- A micro switch is mounted on the motor pulley for homing
- Frame is 6061 aluminum (special thanks to TRU Manufacturing in Northvale, NJ for providing discounted machining)
- Each LIDAR is sandwiched between two high load thrust bearings
- A custom shock mounted square tube frame supports both oscillating units
- Three Gecko stepper drivers for the Oscillators and Steering Control
- Mounted in isolated aluminum enclosure for adequate RFI shielding
- Motion control provided by a Galil Controller (left) over an ethernet connection
- Some DB extensions made for a quick breakout setup
- Older system of the right is a JrKerr motion control network. Couldn't provide real time position updating needed by steering control. This was a "live and learn" scenario after meticulous custom cabling to provide proper breakouts.
- Localisation was provided by a Kearfott VRU. This is a military grade Inertial Measurement System.

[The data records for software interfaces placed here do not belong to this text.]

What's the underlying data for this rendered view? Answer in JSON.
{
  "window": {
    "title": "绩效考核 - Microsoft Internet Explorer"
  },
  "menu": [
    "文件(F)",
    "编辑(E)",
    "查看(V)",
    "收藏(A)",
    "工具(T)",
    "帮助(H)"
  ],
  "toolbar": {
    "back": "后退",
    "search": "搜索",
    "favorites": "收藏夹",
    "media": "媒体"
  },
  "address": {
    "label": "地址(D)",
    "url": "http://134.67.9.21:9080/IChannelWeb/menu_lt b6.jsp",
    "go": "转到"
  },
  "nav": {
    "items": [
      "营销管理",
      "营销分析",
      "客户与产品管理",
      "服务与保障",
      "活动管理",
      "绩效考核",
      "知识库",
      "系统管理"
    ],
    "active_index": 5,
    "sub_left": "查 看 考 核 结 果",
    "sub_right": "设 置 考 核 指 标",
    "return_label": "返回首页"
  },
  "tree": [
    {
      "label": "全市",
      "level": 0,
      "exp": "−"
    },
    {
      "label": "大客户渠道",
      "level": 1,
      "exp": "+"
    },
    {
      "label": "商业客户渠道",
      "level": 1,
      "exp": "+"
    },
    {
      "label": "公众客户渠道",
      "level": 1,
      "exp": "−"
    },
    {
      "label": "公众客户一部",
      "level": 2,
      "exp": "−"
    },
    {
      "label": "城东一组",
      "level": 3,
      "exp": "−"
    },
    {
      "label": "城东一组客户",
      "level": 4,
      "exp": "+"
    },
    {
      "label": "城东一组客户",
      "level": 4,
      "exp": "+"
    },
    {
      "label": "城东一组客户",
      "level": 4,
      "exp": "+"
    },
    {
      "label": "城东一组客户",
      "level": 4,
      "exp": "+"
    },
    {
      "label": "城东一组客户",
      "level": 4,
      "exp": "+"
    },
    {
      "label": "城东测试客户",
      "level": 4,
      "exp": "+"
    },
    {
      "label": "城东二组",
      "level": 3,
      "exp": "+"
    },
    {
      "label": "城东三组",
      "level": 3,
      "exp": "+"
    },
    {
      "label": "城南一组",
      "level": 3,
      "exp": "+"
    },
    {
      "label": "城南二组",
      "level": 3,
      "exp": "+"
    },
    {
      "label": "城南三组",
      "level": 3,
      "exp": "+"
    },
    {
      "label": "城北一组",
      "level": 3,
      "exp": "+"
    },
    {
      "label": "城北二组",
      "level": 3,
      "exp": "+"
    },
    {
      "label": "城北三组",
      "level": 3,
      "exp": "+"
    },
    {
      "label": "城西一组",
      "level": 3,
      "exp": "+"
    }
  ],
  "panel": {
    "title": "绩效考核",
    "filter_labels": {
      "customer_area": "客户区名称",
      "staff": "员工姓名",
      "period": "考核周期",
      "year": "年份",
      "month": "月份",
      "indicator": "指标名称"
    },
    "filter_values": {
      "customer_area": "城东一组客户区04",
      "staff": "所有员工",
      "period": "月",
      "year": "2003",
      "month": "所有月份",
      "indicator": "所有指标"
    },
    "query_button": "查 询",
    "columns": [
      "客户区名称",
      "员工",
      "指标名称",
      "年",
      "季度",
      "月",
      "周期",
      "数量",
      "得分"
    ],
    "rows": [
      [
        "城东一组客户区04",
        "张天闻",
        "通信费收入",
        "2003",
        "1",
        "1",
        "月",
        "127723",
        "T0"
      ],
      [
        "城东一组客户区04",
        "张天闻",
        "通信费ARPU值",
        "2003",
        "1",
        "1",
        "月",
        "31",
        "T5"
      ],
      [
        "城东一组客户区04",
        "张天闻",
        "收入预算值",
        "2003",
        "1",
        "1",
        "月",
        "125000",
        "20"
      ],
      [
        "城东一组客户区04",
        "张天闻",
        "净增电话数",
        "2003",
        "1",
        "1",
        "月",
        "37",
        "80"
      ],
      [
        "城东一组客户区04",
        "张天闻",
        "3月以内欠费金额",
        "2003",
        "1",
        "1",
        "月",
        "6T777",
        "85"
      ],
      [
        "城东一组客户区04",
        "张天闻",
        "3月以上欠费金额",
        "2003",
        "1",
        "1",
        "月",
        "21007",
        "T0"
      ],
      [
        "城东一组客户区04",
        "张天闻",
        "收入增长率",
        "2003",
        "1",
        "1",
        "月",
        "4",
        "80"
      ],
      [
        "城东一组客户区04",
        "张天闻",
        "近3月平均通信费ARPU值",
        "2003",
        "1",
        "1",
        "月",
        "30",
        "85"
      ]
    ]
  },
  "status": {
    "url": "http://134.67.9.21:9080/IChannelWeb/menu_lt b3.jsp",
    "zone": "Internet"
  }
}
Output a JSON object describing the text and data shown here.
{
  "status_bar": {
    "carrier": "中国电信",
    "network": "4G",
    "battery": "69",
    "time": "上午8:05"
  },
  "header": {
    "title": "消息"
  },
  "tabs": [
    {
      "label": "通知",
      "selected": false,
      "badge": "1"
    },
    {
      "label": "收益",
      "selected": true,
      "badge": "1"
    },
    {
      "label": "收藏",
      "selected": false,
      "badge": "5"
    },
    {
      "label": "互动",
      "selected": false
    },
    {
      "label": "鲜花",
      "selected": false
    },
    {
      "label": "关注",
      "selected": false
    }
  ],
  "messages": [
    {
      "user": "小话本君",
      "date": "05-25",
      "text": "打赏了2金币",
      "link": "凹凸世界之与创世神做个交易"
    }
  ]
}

Using a laser ring gyroscope to provide very accurate positioning with minimal drift.
- Like the LIDAR, this unit provided an RS-485 output which was opto-isolated and converted to USB.

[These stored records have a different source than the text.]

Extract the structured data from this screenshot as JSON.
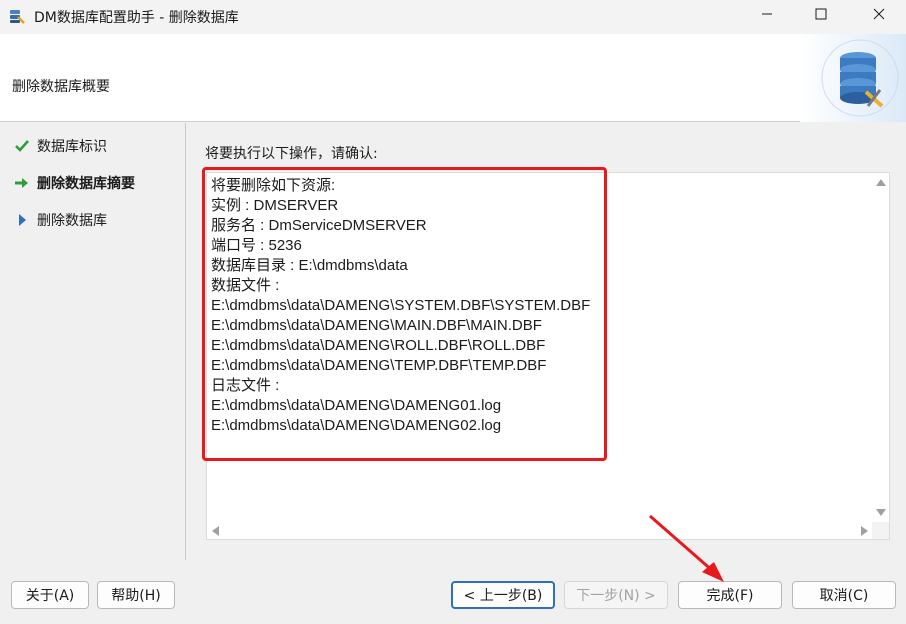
{
  "window": {
    "title": "DM数据库配置助手 - 删除数据库",
    "minimize": "minimize",
    "maximize": "maximize",
    "close": "close"
  },
  "header": {
    "title": "删除数据库概要",
    "art_icon": "database-settings-icon"
  },
  "sidebar": {
    "items": [
      {
        "label": "数据库标识",
        "icon": "check-icon",
        "state": "done"
      },
      {
        "label": "删除数据库摘要",
        "icon": "arrow-right-icon",
        "state": "current"
      },
      {
        "label": "删除数据库",
        "icon": "triangle-right-icon",
        "state": "pending"
      }
    ]
  },
  "main": {
    "instruction": "将要执行以下操作，请确认:",
    "lines": [
      "将要删除如下资源:",
      "实例 : DMSERVER",
      "服务名 : DmServiceDMSERVER",
      "端口号 : 5236",
      "数据库目录 : E:\\dmdbms\\data",
      "数据文件 :",
      "E:\\dmdbms\\data\\DAMENG\\SYSTEM.DBF\\SYSTEM.DBF",
      "E:\\dmdbms\\data\\DAMENG\\MAIN.DBF\\MAIN.DBF",
      "E:\\dmdbms\\data\\DAMENG\\ROLL.DBF\\ROLL.DBF",
      "E:\\dmdbms\\data\\DAMENG\\TEMP.DBF\\TEMP.DBF",
      "日志文件 :",
      "E:\\dmdbms\\data\\DAMENG\\DAMENG01.log",
      "E:\\dmdbms\\data\\DAMENG\\DAMENG02.log"
    ]
  },
  "buttons": {
    "about": "关于(A)",
    "help": "帮助(H)",
    "back": "< 上一步(B)",
    "next": "下一步(N) >",
    "finish": "完成(F)",
    "cancel": "取消(C)"
  },
  "colors": {
    "highlight": "#e8191c",
    "check": "#2e9e3a",
    "arrow": "#2e9e3a",
    "pending": "#2f6fbf"
  }
}
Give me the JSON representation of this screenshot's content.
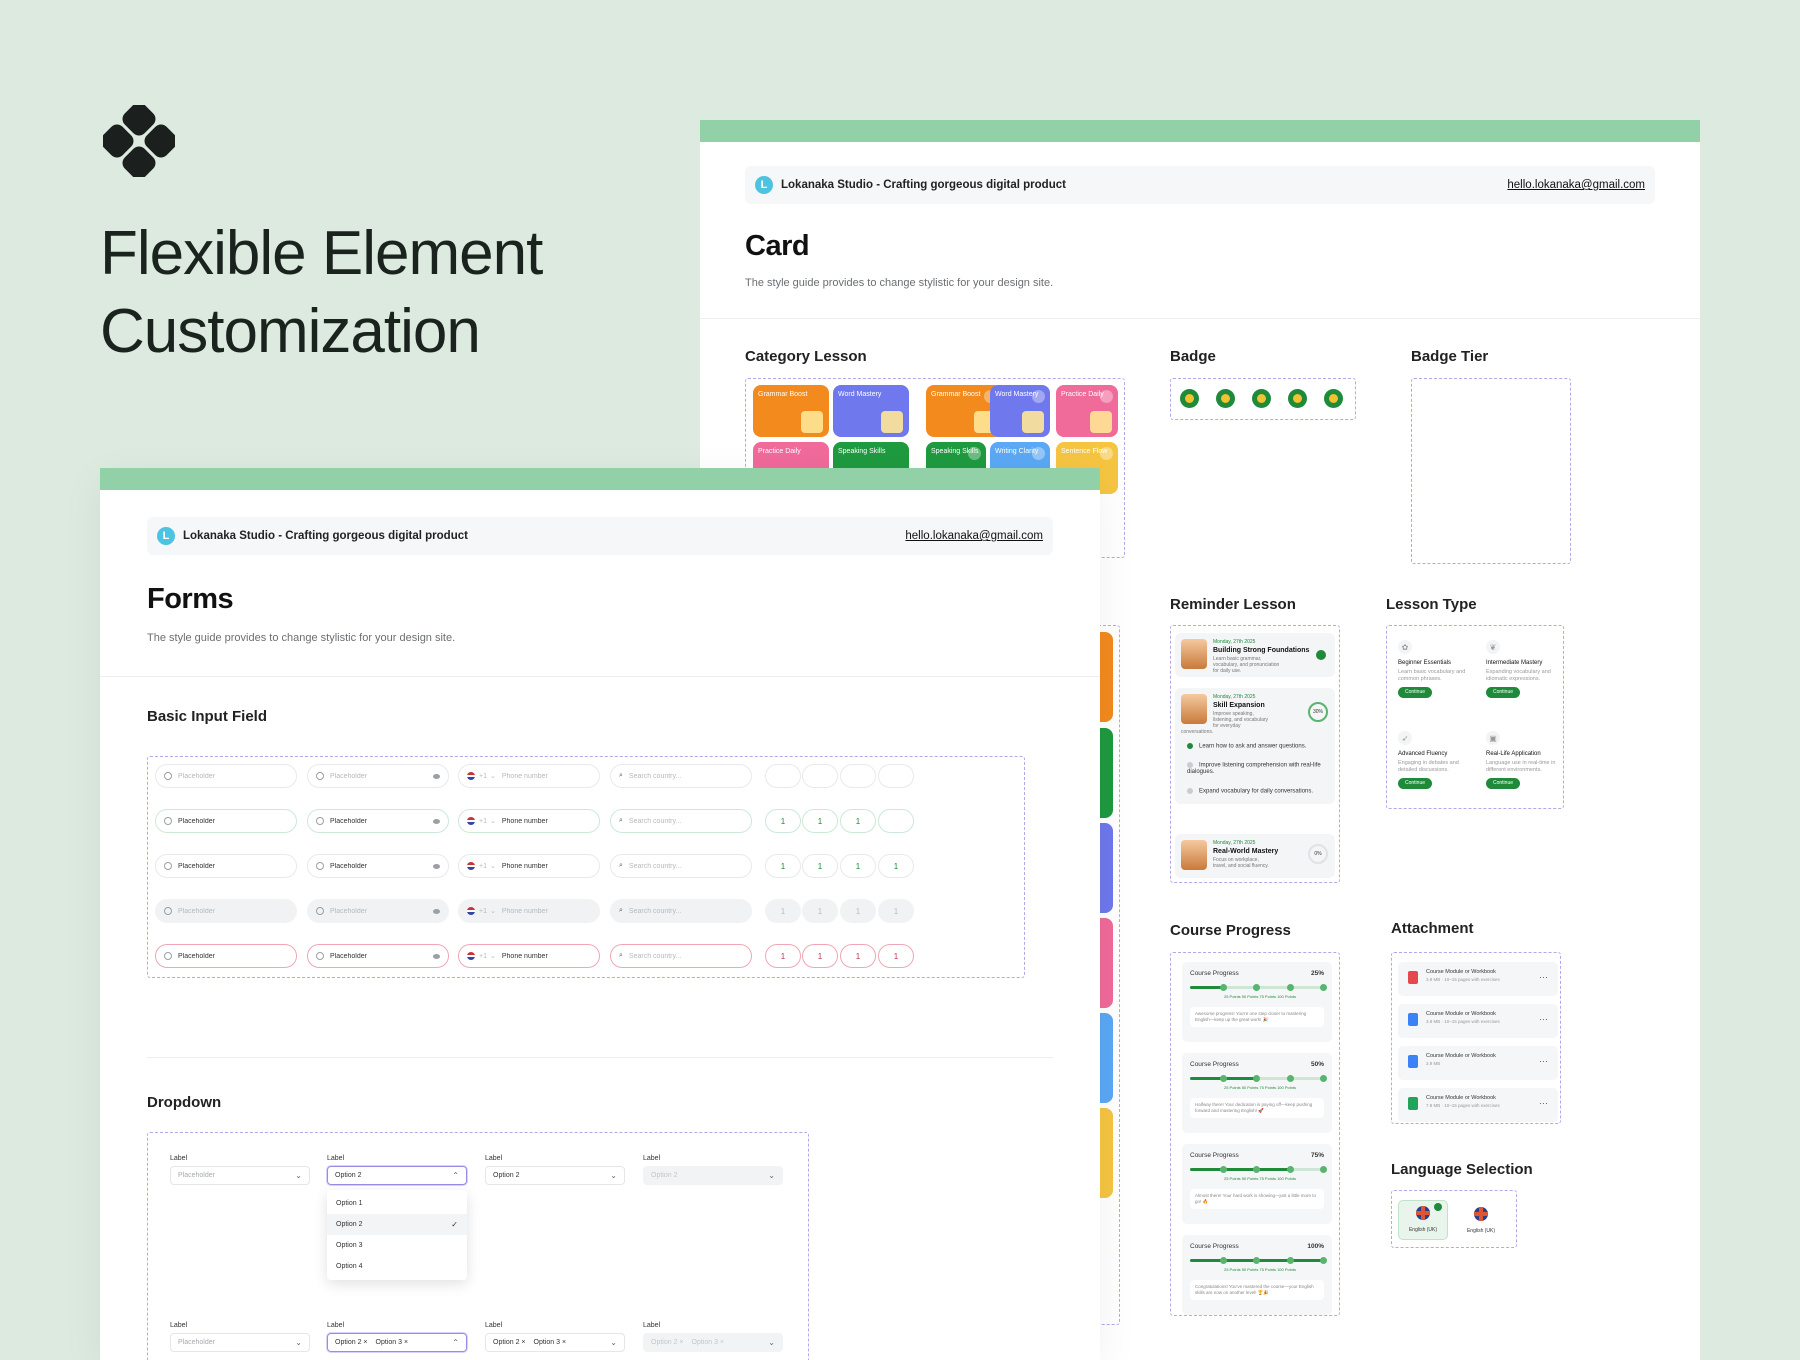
{
  "hero": {
    "line1": "Flexible Element",
    "line2": "Customization"
  },
  "brand": {
    "name": "Lokanaka Studio - Crafting gorgeous digital product",
    "email": "hello.lokanaka@gmail.com"
  },
  "card_page": {
    "title": "Card",
    "subtitle": "The style guide provides to change stylistic for your design site.",
    "sections": {
      "category": "Category Lesson",
      "badge": "Badge",
      "badge_tier": "Badge Tier",
      "reminder": "Reminder Lesson",
      "lesson_type": "Lesson Type",
      "course_progress": "Course Progress",
      "attachment": "Attachment",
      "language": "Language Selection"
    },
    "categories": [
      {
        "label": "Grammar Boost",
        "color": "#f28a1e"
      },
      {
        "label": "Word Mastery",
        "color": "#6f78ec"
      },
      {
        "label": "Grammar Boost",
        "color": "#f28a1e"
      },
      {
        "label": "Word Mastery",
        "color": "#6f78ec"
      },
      {
        "label": "Practice Daily",
        "color": "#f06a9a"
      },
      {
        "label": "Practice Daily",
        "color": "#f06a9a"
      },
      {
        "label": "Speaking Skills",
        "color": "#1e9a3f"
      },
      {
        "label": "Speaking Skills",
        "color": "#1e9a3f"
      },
      {
        "label": "Writing Clarity",
        "color": "#5ba8f5"
      },
      {
        "label": "Sentence Flow",
        "color": "#f5c542"
      }
    ],
    "reminders": [
      {
        "date": "Monday, 27th 2025",
        "title": "Building Strong Foundations",
        "desc": "Learn basic grammar, vocabulary, and pronunciation for daily use."
      },
      {
        "date": "Monday, 27th 2025",
        "title": "Skill Expansion",
        "desc": "Improve speaking, listening, and vocabulary for everyday conversations.",
        "percent": "30%",
        "items": [
          "Learn how to ask and answer questions.",
          "Improve listening comprehension with real-life dialogues.",
          "Expand vocabulary for daily conversations."
        ]
      },
      {
        "date": "Monday, 27th 2025",
        "title": "Real-World Mastery",
        "desc": "Focus on workplace, travel, and social fluency.",
        "percent": "0%"
      }
    ],
    "lesson_types": [
      {
        "name": "Beginner Essentials",
        "desc": "Learn basic vocabulary and common phrases.",
        "button": "Continue"
      },
      {
        "name": "Intermediate Mastery",
        "desc": "Expanding vocabulary and idiomatic expressions.",
        "button": "Continue"
      },
      {
        "name": "Advanced Fluency",
        "desc": "Engaging in debates and detailed discussions.",
        "button": "Continue"
      },
      {
        "name": "Real-Life Application",
        "desc": "Language use in real-time in different environments.",
        "button": "Continue"
      }
    ],
    "course_progress": [
      {
        "label": "Course Progress",
        "percent": "25%",
        "value": 25,
        "msg": "Awesome progress! You're one step closer to mastering English—keep up the great work! 🎉"
      },
      {
        "label": "Course Progress",
        "percent": "50%",
        "value": 50,
        "msg": "Halfway there! Your dedication is paying off—keep pushing forward and mastering English! 🚀"
      },
      {
        "label": "Course Progress",
        "percent": "75%",
        "value": 75,
        "msg": "Almost there! Your hard work is showing—just a little more to go! 🔥"
      },
      {
        "label": "Course Progress",
        "percent": "100%",
        "value": 100,
        "msg": "Congratulations! You've mastered the course—your English skills are now on another level! 🏆🎉"
      }
    ],
    "progress_ticks": [
      "25 Points",
      "50 Points",
      "75 Points",
      "100 Points"
    ],
    "attachments": [
      {
        "name": "Course Module or Workbook",
        "meta": "3.9 MB  ·  10–15 pages with exercises",
        "color": "#e5484d"
      },
      {
        "name": "Course Module or Workbook",
        "meta": "3.9 MB  ·  10–15 pages with exercises",
        "color": "#3b82f6"
      },
      {
        "name": "Course Module or Workbook",
        "meta": "3.9 MB",
        "color": "#3b82f6"
      },
      {
        "name": "Course Module or Workbook",
        "meta": "7.8 MB  ·  10–15 pages with exercises",
        "color": "#22a35a"
      }
    ],
    "languages": [
      {
        "label": "English (UK)",
        "selected": true
      },
      {
        "label": "English (UK)",
        "selected": false
      }
    ]
  },
  "forms_page": {
    "title": "Forms",
    "subtitle": "The style guide provides to change stylistic for your design site.",
    "basic_input": "Basic Input Field",
    "dropdown": "Dropdown",
    "input": {
      "placeholder": "Placeholder",
      "phone_code": "+1",
      "phone": "Phone number",
      "search": "Search country...",
      "otp": "1"
    },
    "dropdown_labels": {
      "label": "Label",
      "placeholder": "Placeholder",
      "option2": "Option 2",
      "option3": "Option 3"
    },
    "menu_options": [
      "Option 1",
      "Option 2",
      "Option 3",
      "Option 4"
    ]
  }
}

- Provided accurate results for 3-5 minutes before drift set in.
Drive by Wire
- Controls the vehicles electronic braking and acceleration controls.

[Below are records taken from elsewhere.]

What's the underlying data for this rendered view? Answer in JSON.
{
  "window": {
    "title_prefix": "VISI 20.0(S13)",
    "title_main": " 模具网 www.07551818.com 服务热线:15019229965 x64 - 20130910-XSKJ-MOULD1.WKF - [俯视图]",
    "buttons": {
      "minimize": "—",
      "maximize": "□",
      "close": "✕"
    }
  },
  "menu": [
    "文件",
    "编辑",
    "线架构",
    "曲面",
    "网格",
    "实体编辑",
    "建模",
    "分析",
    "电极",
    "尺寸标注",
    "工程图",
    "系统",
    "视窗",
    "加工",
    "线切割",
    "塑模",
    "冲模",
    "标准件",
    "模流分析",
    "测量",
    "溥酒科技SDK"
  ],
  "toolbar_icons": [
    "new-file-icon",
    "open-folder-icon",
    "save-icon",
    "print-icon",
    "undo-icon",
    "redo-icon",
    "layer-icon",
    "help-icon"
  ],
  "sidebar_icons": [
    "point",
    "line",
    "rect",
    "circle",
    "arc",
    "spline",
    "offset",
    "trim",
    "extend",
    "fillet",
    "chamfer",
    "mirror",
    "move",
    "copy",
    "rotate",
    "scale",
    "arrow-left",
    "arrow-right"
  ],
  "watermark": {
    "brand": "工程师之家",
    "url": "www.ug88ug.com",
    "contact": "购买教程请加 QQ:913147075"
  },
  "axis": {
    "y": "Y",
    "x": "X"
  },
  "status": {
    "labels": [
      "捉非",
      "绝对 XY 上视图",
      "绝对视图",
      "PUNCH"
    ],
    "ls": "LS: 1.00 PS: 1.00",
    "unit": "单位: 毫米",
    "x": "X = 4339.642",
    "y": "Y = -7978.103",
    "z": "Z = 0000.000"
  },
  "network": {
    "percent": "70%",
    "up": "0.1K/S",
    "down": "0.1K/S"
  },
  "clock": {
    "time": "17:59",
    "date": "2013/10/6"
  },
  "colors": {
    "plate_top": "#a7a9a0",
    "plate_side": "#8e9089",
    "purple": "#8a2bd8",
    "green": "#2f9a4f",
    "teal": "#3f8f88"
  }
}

- The vehicles pedals use switched hall effect sensors to generate a voltage between 0.5 and 4.5VDC for the vehicles speed controller.
- Local power regulation of 5VDC and 9VDC.
- Two LTC1257 12-bit DACS wired in serial provide the 0.5 to 4.5VDC output to simulate the hall effect sensors used in the pedals.
- A relay board that simulates the switches mounted on the brake and accelerator pedals.
- A Parallax Basic Stamp that controls the relays, DACS, and communicates with the PC over an opto-isolated MAX232 chip.
- Should the micro-controller not receive communication from the PC for a predetermined time, the controller enters an emergency stop sequence and brings the vehicle to an immediate stop.
- A microcontroller reset button, power switch, LED power indicator, and emergency stop LED indicator mounted on the enclosure
- UPDATE: This system is currently being updated to a CANopen controller that interfaces directly with the the RXV motor controller on the golf cart to give a more "elegant" solution in the control of the brake, accelerator, forward, and reverse controls.
- The heart of the power distribution was a Honda EU2000i generator that provided true sine wave 110VAC (see pictures above)
- Various fused DC outputs were distributed to all electronics
- Unregulated 80VDC for the stepper drivers
- 24VDC for the Kearfott VRU
- 5VDC and 12VDC for the 'drive by wire' electronics
- The entire vehicle and all electronics were given a common ground.
- The ground is tied to a collection of small chains that dangle on the ground to sink any static charge to Earth.
First test : Obstacle avoidance
- The cart takes a slight right turn at start to get on the waypoint path and once it reaches the garbage can obstacle it does a real time path reroute around it.
- The garbage can was about two feet into the path of the cart.
'Making Of' Photos
(The welder is Andrew Huth, a math major at MSU and the guy on the lathe is Dr. Bob Dorner, retired physics professor from MSU)
Point Cloud Visualization
These images are from the initial programming of the oscillator system. The first image is a color representation of a polar view from a single Lidar oscillation over about 30 seconds to allow all pixels to fill in. The second image is a Cartesian transformation of the polar view. The golf cart uses a "birds-eye" Cartesian view of the Lidar data and looks at the rate of change in surface height (i.e. the gradient). Large variations in surface height create large gradient values. The gradient map is loaded onto the GPS map. If a large gradient value is seen in the same location several times, the mapping system marks this location as occupying an obstacle. More specifically, the more an obstacle appears in a particular location, the higher the probability that there is actually an obstacle there. This helps remove anomaly obstacles from the map. The path planning system is then given a copy of this map and does a geometric 'run through' of the desired path on the obstacles map. If there is an obstacle in the current path, the path is shifted to avoid the obstacle.